**** GIVEN ENTRIES

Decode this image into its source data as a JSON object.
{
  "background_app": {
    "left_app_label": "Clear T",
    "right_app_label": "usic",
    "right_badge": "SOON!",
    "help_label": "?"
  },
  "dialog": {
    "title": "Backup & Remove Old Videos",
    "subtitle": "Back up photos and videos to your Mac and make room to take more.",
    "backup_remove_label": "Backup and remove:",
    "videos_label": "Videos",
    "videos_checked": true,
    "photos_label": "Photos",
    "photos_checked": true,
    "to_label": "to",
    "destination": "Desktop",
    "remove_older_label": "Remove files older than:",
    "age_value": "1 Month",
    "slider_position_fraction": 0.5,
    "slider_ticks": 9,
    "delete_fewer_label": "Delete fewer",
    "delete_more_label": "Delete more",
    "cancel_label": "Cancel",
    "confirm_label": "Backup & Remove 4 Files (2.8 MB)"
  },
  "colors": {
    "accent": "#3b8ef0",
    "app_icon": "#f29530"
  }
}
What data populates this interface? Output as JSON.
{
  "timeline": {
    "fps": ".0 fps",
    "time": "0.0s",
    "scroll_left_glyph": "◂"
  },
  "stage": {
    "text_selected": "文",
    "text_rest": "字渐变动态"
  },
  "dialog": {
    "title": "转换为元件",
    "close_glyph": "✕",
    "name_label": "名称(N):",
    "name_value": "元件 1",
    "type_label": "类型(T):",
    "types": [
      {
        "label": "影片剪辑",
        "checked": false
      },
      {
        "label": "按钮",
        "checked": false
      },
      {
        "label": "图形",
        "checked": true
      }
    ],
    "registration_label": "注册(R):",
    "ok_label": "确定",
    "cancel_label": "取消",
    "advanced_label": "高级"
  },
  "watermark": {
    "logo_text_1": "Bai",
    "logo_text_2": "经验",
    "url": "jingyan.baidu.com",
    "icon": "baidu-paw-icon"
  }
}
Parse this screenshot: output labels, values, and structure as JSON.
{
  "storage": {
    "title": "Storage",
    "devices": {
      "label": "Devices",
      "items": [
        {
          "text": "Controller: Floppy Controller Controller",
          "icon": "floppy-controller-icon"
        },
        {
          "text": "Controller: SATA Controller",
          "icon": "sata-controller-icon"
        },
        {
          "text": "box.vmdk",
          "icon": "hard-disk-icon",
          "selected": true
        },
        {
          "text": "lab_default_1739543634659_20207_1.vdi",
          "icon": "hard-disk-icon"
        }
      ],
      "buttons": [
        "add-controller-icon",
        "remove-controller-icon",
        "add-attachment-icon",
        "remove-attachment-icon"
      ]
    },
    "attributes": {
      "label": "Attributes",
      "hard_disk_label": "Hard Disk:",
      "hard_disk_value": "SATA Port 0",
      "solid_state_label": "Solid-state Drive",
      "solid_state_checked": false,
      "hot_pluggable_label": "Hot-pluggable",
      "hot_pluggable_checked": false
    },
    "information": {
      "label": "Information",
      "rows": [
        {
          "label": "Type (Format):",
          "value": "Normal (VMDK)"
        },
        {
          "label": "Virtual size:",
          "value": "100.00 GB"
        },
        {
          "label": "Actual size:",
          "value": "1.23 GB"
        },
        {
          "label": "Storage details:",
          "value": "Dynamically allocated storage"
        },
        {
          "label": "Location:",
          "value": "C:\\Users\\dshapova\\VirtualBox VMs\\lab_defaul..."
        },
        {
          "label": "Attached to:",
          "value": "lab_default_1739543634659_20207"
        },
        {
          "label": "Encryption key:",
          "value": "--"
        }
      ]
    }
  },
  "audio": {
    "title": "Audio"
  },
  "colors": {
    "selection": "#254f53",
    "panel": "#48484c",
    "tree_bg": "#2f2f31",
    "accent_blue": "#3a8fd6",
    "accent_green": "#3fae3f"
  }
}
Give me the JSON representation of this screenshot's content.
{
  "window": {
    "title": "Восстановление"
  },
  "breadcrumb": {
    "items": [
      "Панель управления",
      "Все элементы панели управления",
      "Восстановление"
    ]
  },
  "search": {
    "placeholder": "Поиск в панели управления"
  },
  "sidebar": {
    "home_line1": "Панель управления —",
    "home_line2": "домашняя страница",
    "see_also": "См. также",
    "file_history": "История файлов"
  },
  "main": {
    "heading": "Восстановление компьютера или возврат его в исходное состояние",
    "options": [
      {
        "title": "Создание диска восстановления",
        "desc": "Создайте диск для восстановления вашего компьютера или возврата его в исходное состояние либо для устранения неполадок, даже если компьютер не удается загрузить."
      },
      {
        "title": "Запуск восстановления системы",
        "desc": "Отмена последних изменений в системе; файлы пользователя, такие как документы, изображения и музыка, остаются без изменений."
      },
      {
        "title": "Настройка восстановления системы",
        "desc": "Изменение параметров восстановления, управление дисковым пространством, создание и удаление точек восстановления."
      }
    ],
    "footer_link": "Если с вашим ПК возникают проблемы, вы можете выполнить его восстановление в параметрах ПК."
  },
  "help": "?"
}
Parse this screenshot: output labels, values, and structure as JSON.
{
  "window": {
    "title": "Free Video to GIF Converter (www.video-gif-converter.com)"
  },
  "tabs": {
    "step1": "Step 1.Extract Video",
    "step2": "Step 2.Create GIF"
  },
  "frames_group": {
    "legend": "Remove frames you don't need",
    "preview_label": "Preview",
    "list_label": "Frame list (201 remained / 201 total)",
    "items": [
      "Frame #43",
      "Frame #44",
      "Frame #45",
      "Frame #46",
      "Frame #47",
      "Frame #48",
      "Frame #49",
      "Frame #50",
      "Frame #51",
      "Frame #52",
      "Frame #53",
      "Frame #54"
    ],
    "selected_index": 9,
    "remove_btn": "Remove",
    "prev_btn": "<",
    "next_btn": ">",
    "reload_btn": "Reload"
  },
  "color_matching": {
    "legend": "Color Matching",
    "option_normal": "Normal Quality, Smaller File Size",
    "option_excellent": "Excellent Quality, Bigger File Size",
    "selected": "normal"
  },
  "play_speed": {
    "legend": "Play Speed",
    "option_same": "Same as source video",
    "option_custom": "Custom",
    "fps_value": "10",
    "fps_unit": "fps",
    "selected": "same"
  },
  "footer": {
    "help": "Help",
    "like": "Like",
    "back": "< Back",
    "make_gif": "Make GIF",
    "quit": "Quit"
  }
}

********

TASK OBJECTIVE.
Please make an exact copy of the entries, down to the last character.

OUTPUT OF THE EXERCISE.
Decode this image into its source data as a JSON object.
{
  "background_app": {
    "left_app_label": "Clear T",
    "right_app_label": "usic",
    "right_badge": "SOON!",
    "help_label": "?"
  },
  "dialog": {
    "title": "Backup & Remove Old Videos",
    "subtitle": "Back up photos and videos to your Mac and make room to take more.",
    "backup_remove_label": "Backup and remove:",
    "videos_label": "Videos",
    "videos_checked": true,
    "photos_label": "Photos",
    "photos_checked": true,
    "to_label": "to",
    "destination": "Desktop",
    "remove_older_label": "Remove files older than:",
    "age_value": "1 Month",
    "slider_position_fraction": 0.5,
    "slider_ticks": 9,
    "delete_fewer_label": "Delete fewer",
    "delete_more_label": "Delete more",
    "cancel_label": "Cancel",
    "confirm_label": "Backup & Remove 4 Files (2.8 MB)"
  },
  "colors": {
    "accent": "#3b8ef0",
    "app_icon": "#f29530"
  }
}
What data populates this interface? Output as JSON.
{
  "timeline": {
    "fps": ".0 fps",
    "time": "0.0s",
    "scroll_left_glyph": "◂"
  },
  "stage": {
    "text_selected": "文",
    "text_rest": "字渐变动态"
  },
  "dialog": {
    "title": "转换为元件",
    "close_glyph": "✕",
    "name_label": "名称(N):",
    "name_value": "元件 1",
    "type_label": "类型(T):",
    "types": [
      {
        "label": "影片剪辑",
        "checked": false
      },
      {
        "label": "按钮",
        "checked": false
      },
      {
        "label": "图形",
        "checked": true
      }
    ],
    "registration_label": "注册(R):",
    "ok_label": "确定",
    "cancel_label": "取消",
    "advanced_label": "高级"
  },
  "watermark": {
    "logo_text_1": "Bai",
    "logo_text_2": "经验",
    "url": "jingyan.baidu.com",
    "icon": "baidu-paw-icon"
  }
}
Parse this screenshot: output labels, values, and structure as JSON.
{
  "storage": {
    "title": "Storage",
    "devices": {
      "label": "Devices",
      "items": [
        {
          "text": "Controller: Floppy Controller Controller",
          "icon": "floppy-controller-icon"
        },
        {
          "text": "Controller: SATA Controller",
          "icon": "sata-controller-icon"
        },
        {
          "text": "box.vmdk",
          "icon": "hard-disk-icon",
          "selected": true
        },
        {
          "text": "lab_default_1739543634659_20207_1.vdi",
          "icon": "hard-disk-icon"
        }
      ],
      "buttons": [
        "add-controller-icon",
        "remove-controller-icon",
        "add-attachment-icon",
        "remove-attachment-icon"
      ]
    },
    "attributes": {
      "label": "Attributes",
      "hard_disk_label": "Hard Disk:",
      "hard_disk_value": "SATA Port 0",
      "solid_state_label": "Solid-state Drive",
      "solid_state_checked": false,
      "hot_pluggable_label": "Hot-pluggable",
      "hot_pluggable_checked": false
    },
    "information": {
      "label": "Information",
      "rows": [
        {
          "label": "Type (Format):",
          "value": "Normal (VMDK)"
        },
        {
          "label": "Virtual size:",
          "value": "100.00 GB"
        },
        {
          "label": "Actual size:",
          "value": "1.23 GB"
        },
        {
          "label": "Storage details:",
          "value": "Dynamically allocated storage"
        },
        {
          "label": "Location:",
          "value": "C:\\Users\\dshapova\\VirtualBox VMs\\lab_defaul..."
        },
        {
          "label": "Attached to:",
          "value": "lab_default_1739543634659_20207"
        },
        {
          "label": "Encryption key:",
          "value": "--"
        }
      ]
    }
  },
  "audio": {
    "title": "Audio"
  },
  "colors": {
    "selection": "#254f53",
    "panel": "#48484c",
    "tree_bg": "#2f2f31",
    "accent_blue": "#3a8fd6",
    "accent_green": "#3fae3f"
  }
}
Give me the JSON representation of this screenshot's content.
{
  "window": {
    "title": "Восстановление"
  },
  "breadcrumb": {
    "items": [
      "Панель управления",
      "Все элементы панели управления",
      "Восстановление"
    ]
  },
  "search": {
    "placeholder": "Поиск в панели управления"
  },
  "sidebar": {
    "home_line1": "Панель управления —",
    "home_line2": "домашняя страница",
    "see_also": "См. также",
    "file_history": "История файлов"
  },
  "main": {
    "heading": "Восстановление компьютера или возврат его в исходное состояние",
    "options": [
      {
        "title": "Создание диска восстановления",
        "desc": "Создайте диск для восстановления вашего компьютера или возврата его в исходное состояние либо для устранения неполадок, даже если компьютер не удается загрузить."
      },
      {
        "title": "Запуск восстановления системы",
        "desc": "Отмена последних изменений в системе; файлы пользователя, такие как документы, изображения и музыка, остаются без изменений."
      },
      {
        "title": "Настройка восстановления системы",
        "desc": "Изменение параметров восстановления, управление дисковым пространством, создание и удаление точек восстановления."
      }
    ],
    "footer_link": "Если с вашим ПК возникают проблемы, вы можете выполнить его восстановление в параметрах ПК."
  },
  "help": "?"
}
Parse this screenshot: output labels, values, and structure as JSON.
{
  "window": {
    "title": "Free Video to GIF Converter (www.video-gif-converter.com)"
  },
  "tabs": {
    "step1": "Step 1.Extract Video",
    "step2": "Step 2.Create GIF"
  },
  "frames_group": {
    "legend": "Remove frames you don't need",
    "preview_label": "Preview",
    "list_label": "Frame list (201 remained / 201 total)",
    "items": [
      "Frame #43",
      "Frame #44",
      "Frame #45",
      "Frame #46",
      "Frame #47",
      "Frame #48",
      "Frame #49",
      "Frame #50",
      "Frame #51",
      "Frame #52",
      "Frame #53",
      "Frame #54"
    ],
    "selected_index": 9,
    "remove_btn": "Remove",
    "prev_btn": "<",
    "next_btn": ">",
    "reload_btn": "Reload"
  },
  "color_matching": {
    "legend": "Color Matching",
    "option_normal": "Normal Quality, Smaller File Size",
    "option_excellent": "Excellent Quality, Bigger File Size",
    "selected": "normal"
  },
  "play_speed": {
    "legend": "Play Speed",
    "option_same": "Same as source video",
    "option_custom": "Custom",
    "fps_value": "10",
    "fps_unit": "fps",
    "selected": "same"
  },
  "footer": {
    "help": "Help",
    "like": "Like",
    "back": "< Back",
    "make_gif": "Make GIF",
    "quit": "Quit"
  }
}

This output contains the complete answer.